- Your assignment
An exact, complete copy of the entries that follow is needed.
━━━ Extracted information ━━━
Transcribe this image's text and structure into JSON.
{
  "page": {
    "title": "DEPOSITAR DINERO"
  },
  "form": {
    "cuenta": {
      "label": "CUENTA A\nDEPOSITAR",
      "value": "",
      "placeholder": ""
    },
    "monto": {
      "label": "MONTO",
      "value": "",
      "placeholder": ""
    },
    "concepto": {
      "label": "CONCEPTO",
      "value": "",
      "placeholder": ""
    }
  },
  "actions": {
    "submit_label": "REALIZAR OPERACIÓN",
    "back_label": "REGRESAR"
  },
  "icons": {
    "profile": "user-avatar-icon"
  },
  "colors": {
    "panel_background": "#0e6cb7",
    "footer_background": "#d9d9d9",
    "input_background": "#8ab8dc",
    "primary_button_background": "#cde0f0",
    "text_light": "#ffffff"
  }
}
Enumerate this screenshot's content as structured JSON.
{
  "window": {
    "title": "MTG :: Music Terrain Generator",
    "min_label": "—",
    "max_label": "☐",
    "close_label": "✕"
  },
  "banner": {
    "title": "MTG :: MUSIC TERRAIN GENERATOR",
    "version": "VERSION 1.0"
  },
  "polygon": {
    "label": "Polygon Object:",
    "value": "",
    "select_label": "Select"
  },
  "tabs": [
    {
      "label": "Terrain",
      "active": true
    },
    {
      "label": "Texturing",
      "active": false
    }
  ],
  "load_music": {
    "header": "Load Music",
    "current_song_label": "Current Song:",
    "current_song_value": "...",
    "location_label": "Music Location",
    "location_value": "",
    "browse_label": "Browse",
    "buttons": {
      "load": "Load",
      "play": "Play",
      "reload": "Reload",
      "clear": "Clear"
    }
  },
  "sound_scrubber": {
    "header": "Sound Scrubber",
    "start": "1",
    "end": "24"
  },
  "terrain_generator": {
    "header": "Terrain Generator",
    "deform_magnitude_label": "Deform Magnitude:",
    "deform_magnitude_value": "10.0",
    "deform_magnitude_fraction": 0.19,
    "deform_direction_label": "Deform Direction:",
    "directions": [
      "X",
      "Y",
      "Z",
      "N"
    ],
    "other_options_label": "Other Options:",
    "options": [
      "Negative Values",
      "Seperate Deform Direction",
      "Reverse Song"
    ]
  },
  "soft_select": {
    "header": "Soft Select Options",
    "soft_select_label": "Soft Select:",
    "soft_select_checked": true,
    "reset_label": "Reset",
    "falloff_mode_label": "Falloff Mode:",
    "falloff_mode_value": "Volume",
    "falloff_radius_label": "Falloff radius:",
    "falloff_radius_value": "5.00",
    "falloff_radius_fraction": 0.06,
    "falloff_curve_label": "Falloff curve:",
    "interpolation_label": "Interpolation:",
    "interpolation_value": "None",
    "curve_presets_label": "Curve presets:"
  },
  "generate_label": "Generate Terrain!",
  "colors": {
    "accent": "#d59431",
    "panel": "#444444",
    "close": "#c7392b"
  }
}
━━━
- Solution
Transcribe this image's text and structure into JSON.
{
  "page": {
    "title": "DEPOSITAR DINERO"
  },
  "form": {
    "cuenta": {
      "label": "CUENTA A\nDEPOSITAR",
      "value": "",
      "placeholder": ""
    },
    "monto": {
      "label": "MONTO",
      "value": "",
      "placeholder": ""
    },
    "concepto": {
      "label": "CONCEPTO",
      "value": "",
      "placeholder": ""
    }
  },
  "actions": {
    "submit_label": "REALIZAR OPERACIÓN",
    "back_label": "REGRESAR"
  },
  "icons": {
    "profile": "user-avatar-icon"
  },
  "colors": {
    "panel_background": "#0e6cb7",
    "footer_background": "#d9d9d9",
    "input_background": "#8ab8dc",
    "primary_button_background": "#cde0f0",
    "text_light": "#ffffff"
  }
}
Enumerate this screenshot's content as structured JSON.
{
  "window": {
    "title": "MTG :: Music Terrain Generator",
    "min_label": "—",
    "max_label": "☐",
    "close_label": "✕"
  },
  "banner": {
    "title": "MTG :: MUSIC TERRAIN GENERATOR",
    "version": "VERSION 1.0"
  },
  "polygon": {
    "label": "Polygon Object:",
    "value": "",
    "select_label": "Select"
  },
  "tabs": [
    {
      "label": "Terrain",
      "active": true
    },
    {
      "label": "Texturing",
      "active": false
    }
  ],
  "load_music": {
    "header": "Load Music",
    "current_song_label": "Current Song:",
    "current_song_value": "...",
    "location_label": "Music Location",
    "location_value": "",
    "browse_label": "Browse",
    "buttons": {
      "load": "Load",
      "play": "Play",
      "reload": "Reload",
      "clear": "Clear"
    }
  },
  "sound_scrubber": {
    "header": "Sound Scrubber",
    "start": "1",
    "end": "24"
  },
  "terrain_generator": {
    "header": "Terrain Generator",
    "deform_magnitude_label": "Deform Magnitude:",
    "deform_magnitude_value": "10.0",
    "deform_magnitude_fraction": 0.19,
    "deform_direction_label": "Deform Direction:",
    "directions": [
      "X",
      "Y",
      "Z",
      "N"
    ],
    "other_options_label": "Other Options:",
    "options": [
      "Negative Values",
      "Seperate Deform Direction",
      "Reverse Song"
    ]
  },
  "soft_select": {
    "header": "Soft Select Options",
    "soft_select_label": "Soft Select:",
    "soft_select_checked": true,
    "reset_label": "Reset",
    "falloff_mode_label": "Falloff Mode:",
    "falloff_mode_value": "Volume",
    "falloff_radius_label": "Falloff radius:",
    "falloff_radius_value": "5.00",
    "falloff_radius_fraction": 0.06,
    "falloff_curve_label": "Falloff curve:",
    "interpolation_label": "Interpolation:",
    "interpolation_value": "None",
    "curve_presets_label": "Curve presets:"
  },
  "generate_label": "Generate Terrain!",
  "colors": {
    "accent": "#d59431",
    "panel": "#444444",
    "close": "#c7392b"
  }
}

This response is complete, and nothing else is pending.